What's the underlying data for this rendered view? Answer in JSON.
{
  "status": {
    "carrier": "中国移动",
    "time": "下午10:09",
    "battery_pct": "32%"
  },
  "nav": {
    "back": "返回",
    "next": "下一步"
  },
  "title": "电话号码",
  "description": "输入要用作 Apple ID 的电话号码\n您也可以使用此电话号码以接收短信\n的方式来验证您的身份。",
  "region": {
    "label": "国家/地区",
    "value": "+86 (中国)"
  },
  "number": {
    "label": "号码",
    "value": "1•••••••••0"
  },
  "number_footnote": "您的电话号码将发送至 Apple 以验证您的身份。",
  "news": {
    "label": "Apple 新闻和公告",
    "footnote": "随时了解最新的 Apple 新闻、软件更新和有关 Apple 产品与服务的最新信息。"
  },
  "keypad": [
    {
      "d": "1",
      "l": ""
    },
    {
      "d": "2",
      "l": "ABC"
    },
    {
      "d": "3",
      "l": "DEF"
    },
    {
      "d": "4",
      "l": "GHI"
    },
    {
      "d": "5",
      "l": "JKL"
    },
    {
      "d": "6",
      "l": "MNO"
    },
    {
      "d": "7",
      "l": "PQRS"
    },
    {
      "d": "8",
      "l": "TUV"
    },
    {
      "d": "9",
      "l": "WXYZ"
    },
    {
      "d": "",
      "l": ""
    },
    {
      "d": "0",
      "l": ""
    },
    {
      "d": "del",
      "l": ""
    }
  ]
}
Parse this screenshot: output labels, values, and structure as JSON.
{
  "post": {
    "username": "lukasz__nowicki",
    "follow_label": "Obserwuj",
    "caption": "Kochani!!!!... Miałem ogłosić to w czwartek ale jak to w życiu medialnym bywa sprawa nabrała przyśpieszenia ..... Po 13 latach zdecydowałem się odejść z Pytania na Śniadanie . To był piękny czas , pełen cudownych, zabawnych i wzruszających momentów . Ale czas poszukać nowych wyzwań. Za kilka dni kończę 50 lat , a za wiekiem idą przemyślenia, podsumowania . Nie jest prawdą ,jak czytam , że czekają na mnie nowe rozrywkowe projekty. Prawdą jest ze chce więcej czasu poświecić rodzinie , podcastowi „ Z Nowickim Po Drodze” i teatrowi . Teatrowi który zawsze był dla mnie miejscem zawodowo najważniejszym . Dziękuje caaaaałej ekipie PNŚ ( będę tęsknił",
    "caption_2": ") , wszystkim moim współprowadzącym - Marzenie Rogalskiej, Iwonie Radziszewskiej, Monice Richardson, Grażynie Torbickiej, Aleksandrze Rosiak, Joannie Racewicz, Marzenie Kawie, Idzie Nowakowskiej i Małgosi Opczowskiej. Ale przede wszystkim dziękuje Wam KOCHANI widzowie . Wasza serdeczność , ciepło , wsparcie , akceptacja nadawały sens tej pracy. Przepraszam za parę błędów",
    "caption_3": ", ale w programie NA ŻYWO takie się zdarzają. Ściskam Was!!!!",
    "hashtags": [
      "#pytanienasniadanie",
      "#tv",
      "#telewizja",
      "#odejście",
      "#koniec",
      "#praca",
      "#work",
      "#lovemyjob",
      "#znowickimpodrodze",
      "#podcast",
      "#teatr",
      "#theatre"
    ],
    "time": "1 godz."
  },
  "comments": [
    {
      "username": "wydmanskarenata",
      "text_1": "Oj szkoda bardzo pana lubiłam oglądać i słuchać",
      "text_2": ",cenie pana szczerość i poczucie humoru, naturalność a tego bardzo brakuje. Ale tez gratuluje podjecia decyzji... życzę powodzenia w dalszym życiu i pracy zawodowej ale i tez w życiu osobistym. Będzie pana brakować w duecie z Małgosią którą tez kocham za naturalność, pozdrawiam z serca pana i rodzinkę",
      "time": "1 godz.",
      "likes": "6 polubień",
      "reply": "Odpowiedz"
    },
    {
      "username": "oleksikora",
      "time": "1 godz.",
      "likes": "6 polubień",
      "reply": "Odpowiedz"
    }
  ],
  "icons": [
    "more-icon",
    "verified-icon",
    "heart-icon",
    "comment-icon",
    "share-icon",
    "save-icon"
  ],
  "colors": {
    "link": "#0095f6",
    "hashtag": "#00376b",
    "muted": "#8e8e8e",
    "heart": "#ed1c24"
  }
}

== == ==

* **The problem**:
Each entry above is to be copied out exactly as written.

* **Task response**:
What's the underlying data for this rendered view? Answer in JSON.
{
  "status": {
    "carrier": "中国移动",
    "time": "下午10:09",
    "battery_pct": "32%"
  },
  "nav": {
    "back": "返回",
    "next": "下一步"
  },
  "title": "电话号码",
  "description": "输入要用作 Apple ID 的电话号码\n您也可以使用此电话号码以接收短信\n的方式来验证您的身份。",
  "region": {
    "label": "国家/地区",
    "value": "+86 (中国)"
  },
  "number": {
    "label": "号码",
    "value": "1•••••••••0"
  },
  "number_footnote": "您的电话号码将发送至 Apple 以验证您的身份。",
  "news": {
    "label": "Apple 新闻和公告",
    "footnote": "随时了解最新的 Apple 新闻、软件更新和有关 Apple 产品与服务的最新信息。"
  },
  "keypad": [
    {
      "d": "1",
      "l": ""
    },
    {
      "d": "2",
      "l": "ABC"
    },
    {
      "d": "3",
      "l": "DEF"
    },
    {
      "d": "4",
      "l": "GHI"
    },
    {
      "d": "5",
      "l": "JKL"
    },
    {
      "d": "6",
      "l": "MNO"
    },
    {
      "d": "7",
      "l": "PQRS"
    },
    {
      "d": "8",
      "l": "TUV"
    },
    {
      "d": "9",
      "l": "WXYZ"
    },
    {
      "d": "",
      "l": ""
    },
    {
      "d": "0",
      "l": ""
    },
    {
      "d": "del",
      "l": ""
    }
  ]
}
Parse this screenshot: output labels, values, and structure as JSON.
{
  "post": {
    "username": "lukasz__nowicki",
    "follow_label": "Obserwuj",
    "caption": "Kochani!!!!... Miałem ogłosić to w czwartek ale jak to w życiu medialnym bywa sprawa nabrała przyśpieszenia ..... Po 13 latach zdecydowałem się odejść z Pytania na Śniadanie . To był piękny czas , pełen cudownych, zabawnych i wzruszających momentów . Ale czas poszukać nowych wyzwań. Za kilka dni kończę 50 lat , a za wiekiem idą przemyślenia, podsumowania . Nie jest prawdą ,jak czytam , że czekają na mnie nowe rozrywkowe projekty. Prawdą jest ze chce więcej czasu poświecić rodzinie , podcastowi „ Z Nowickim Po Drodze” i teatrowi . Teatrowi który zawsze był dla mnie miejscem zawodowo najważniejszym . Dziękuje caaaaałej ekipie PNŚ ( będę tęsknił",
    "caption_2": ") , wszystkim moim współprowadzącym - Marzenie Rogalskiej, Iwonie Radziszewskiej, Monice Richardson, Grażynie Torbickiej, Aleksandrze Rosiak, Joannie Racewicz, Marzenie Kawie, Idzie Nowakowskiej i Małgosi Opczowskiej. Ale przede wszystkim dziękuje Wam KOCHANI widzowie . Wasza serdeczność , ciepło , wsparcie , akceptacja nadawały sens tej pracy. Przepraszam za parę błędów",
    "caption_3": ", ale w programie NA ŻYWO takie się zdarzają. Ściskam Was!!!!",
    "hashtags": [
      "#pytanienasniadanie",
      "#tv",
      "#telewizja",
      "#odejście",
      "#koniec",
      "#praca",
      "#work",
      "#lovemyjob",
      "#znowickimpodrodze",
      "#podcast",
      "#teatr",
      "#theatre"
    ],
    "time": "1 godz."
  },
  "comments": [
    {
      "username": "wydmanskarenata",
      "text_1": "Oj szkoda bardzo pana lubiłam oglądać i słuchać",
      "text_2": ",cenie pana szczerość i poczucie humoru, naturalność a tego bardzo brakuje. Ale tez gratuluje podjecia decyzji... życzę powodzenia w dalszym życiu i pracy zawodowej ale i tez w życiu osobistym. Będzie pana brakować w duecie z Małgosią którą tez kocham za naturalność, pozdrawiam z serca pana i rodzinkę",
      "time": "1 godz.",
      "likes": "6 polubień",
      "reply": "Odpowiedz"
    },
    {
      "username": "oleksikora",
      "time": "1 godz.",
      "likes": "6 polubień",
      "reply": "Odpowiedz"
    }
  ],
  "icons": [
    "more-icon",
    "verified-icon",
    "heart-icon",
    "comment-icon",
    "share-icon",
    "save-icon"
  ],
  "colors": {
    "link": "#0095f6",
    "hashtag": "#00376b",
    "muted": "#8e8e8e",
    "heart": "#ed1c24"
  }
}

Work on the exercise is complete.